Customs Fraud Is Costing The Taxpayers Billions – Here’s How It Works — Nigeria Today
Pages Navigation Menu

Latest and breaking news, sports and all that is trending today

Customs Fraud Is Costing The Taxpayers Billions – Here’s How It Works

Back in the day – 2009, to be precise – the South African Revenue Service (SARS) began a concerted effort to stamp out illegal clothing imports into the country.

There were many reasons for this, with the loss of taxes and massive job cuts in the local sector topping the list.

Initially the effort reaped reward, but then things changed over at SARS.

The Daily Maverick with more:

…after “rogue unit” allegations were planted in the Sunday Times, the revenue service’s top executive was purged. Subsequent to this, hundreds of experienced officials also left SARS as part of Moyane’s [below] extensive restructuring of the country’s key revenue-generating institution…

While SARS does not publish information annually for the total of goods impounded at entry ports, in 2011/12 it seized over 7-million items of clothing, according to that year’s annual report. For 2015/16, only 495,436 items were confiscated which is less than 7% of goods confiscated in 2011/12…

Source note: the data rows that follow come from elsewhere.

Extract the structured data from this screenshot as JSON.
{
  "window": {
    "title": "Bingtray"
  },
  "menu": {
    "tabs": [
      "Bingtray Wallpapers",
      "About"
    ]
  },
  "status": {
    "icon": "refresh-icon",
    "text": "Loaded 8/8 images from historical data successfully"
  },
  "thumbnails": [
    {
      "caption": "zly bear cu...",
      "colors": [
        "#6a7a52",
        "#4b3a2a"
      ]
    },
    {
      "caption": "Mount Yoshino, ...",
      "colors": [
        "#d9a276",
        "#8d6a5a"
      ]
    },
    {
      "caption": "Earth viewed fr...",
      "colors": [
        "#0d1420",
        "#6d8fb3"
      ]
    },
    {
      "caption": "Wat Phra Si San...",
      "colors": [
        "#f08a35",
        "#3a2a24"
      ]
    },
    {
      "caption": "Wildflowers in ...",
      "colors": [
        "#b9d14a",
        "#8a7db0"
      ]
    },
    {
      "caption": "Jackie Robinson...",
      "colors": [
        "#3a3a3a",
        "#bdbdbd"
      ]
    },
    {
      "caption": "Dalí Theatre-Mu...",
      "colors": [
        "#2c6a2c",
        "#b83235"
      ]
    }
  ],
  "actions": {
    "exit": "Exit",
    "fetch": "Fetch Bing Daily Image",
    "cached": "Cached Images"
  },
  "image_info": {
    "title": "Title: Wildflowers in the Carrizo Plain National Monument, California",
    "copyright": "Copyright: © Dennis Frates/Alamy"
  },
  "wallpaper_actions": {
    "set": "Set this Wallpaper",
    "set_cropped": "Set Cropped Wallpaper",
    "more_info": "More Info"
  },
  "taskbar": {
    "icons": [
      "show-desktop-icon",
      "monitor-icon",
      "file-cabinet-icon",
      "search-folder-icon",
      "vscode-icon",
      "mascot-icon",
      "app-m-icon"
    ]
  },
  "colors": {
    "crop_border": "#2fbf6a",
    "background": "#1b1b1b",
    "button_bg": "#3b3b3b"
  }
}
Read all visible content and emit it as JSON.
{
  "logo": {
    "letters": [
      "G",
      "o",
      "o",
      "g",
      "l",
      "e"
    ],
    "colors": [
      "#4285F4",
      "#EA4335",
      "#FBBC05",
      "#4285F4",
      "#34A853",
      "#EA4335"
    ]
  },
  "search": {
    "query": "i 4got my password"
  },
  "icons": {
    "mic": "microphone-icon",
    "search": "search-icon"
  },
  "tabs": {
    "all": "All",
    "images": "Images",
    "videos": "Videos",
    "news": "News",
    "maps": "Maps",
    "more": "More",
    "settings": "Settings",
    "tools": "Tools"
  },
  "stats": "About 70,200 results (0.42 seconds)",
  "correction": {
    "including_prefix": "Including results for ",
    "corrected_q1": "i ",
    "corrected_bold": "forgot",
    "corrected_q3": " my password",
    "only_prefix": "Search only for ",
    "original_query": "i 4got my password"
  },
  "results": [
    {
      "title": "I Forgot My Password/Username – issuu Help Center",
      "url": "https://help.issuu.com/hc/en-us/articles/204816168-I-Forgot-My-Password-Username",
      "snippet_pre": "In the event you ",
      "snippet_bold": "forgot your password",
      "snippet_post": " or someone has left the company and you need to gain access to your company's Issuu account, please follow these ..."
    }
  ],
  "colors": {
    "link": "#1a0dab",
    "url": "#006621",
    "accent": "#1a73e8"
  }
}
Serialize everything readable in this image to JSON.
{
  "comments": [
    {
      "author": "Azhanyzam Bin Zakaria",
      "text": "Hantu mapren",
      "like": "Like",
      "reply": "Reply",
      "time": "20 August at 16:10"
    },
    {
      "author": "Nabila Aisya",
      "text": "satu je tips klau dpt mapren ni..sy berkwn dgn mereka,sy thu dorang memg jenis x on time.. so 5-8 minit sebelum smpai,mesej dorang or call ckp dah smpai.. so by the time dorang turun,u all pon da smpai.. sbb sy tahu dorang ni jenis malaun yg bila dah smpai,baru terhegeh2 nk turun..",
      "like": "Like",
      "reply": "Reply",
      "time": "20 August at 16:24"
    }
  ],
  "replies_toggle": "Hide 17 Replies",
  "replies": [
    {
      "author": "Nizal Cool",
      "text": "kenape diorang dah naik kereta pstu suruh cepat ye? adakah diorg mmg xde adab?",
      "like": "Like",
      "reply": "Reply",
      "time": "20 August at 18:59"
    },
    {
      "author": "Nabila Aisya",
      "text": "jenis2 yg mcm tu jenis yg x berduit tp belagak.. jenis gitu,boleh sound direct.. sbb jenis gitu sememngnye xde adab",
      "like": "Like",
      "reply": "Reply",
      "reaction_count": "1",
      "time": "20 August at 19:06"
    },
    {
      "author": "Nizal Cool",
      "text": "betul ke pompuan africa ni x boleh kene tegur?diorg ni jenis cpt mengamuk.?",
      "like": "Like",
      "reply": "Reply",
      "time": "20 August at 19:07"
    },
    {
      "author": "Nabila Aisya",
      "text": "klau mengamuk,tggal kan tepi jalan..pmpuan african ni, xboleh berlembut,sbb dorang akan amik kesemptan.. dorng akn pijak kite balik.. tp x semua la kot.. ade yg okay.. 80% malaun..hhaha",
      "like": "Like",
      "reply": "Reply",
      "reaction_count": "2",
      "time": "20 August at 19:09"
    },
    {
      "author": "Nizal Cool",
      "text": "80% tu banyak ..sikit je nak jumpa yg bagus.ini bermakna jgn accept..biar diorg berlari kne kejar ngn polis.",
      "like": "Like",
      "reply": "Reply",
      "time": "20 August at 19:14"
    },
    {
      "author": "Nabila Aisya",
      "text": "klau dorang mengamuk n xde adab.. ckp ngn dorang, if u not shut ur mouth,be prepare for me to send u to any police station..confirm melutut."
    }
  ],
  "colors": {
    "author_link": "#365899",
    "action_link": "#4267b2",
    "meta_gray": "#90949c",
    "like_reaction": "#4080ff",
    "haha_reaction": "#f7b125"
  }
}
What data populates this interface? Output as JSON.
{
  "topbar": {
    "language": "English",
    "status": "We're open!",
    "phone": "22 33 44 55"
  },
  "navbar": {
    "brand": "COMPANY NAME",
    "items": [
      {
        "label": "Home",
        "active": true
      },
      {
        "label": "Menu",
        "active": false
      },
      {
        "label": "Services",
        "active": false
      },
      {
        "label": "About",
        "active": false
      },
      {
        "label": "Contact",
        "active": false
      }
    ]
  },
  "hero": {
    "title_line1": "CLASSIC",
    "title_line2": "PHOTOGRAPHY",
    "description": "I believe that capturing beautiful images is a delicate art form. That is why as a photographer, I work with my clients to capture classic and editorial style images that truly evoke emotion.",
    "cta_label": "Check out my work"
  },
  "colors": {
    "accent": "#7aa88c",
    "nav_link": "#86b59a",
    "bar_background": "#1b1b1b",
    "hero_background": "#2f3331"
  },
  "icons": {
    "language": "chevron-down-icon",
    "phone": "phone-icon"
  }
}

Chinese customs data from 2014 indicates that in that year China exported $1.71-billion worth of garments to South Africa. Yet South African customs data shows only $945-million worth of garments recorded as being imported from China.

Somehow imported clothing to the value of $767-million is missing from the South African customs data.

That equates to more than R3 billion in unpaid import taxes, but it also has a crippling blow on the clothing manufacturing business here in South Africa.

Customs fraud like this means that importers can undercut the local market, “undermining the intention to create a country characterised by employment and greater levels of equality”.

There’s a general understanding amongst some consumers about the importance of supporting local enterprise, especially with regards the clothing manufacturing business, but we still have much ground to break.

When you read about the struggles some local companies face to make it, one really begins to fully appreciate local industry leaders like TCI Apparel, the southern hemisphere’s largest clothing supplier.

Producing more than 100 000 units per day, and employing 3 500 people, the company has also made a commitment to reduce its environmental footprint.

Their groundbreaking Design Centre will officially launch on May 5, and has a number of features that stand out:

  • tinting on the windows on the south side of the building to keep heat in winter and cool in summer
  • a borehole that supplies the toilet system
  • 40 000 litre water tanks,
  • a veggie garden,
  • energy efficient LED lighting,
  • locally produced furniture (recycled wood, plastic and steel),
  • eco-friendly ceiling boards, living walls and indoor plants

In addition, all discarded food or vegetables that has passed its shelf life is recycled back to the vegetable garden in the form of compost.

On a personnel level TCI Apparel also run a talent agency, aimed at nurturing both creative talent and future industry business leaders.

Under the guidance of CEO Herman Pillay the company continues to go from strength to strength, and stands as an example of how local businesses can both run successfully and serve the communities in which they operate.


Follow us on twitter @NigeriaTodayNG

Also, Like us on facebook

This post was syndicated from Click here to read the full text on the original website.


Notify of
Download the Nigeria Today app from Play store. Click here download now
Hello. Add your message here.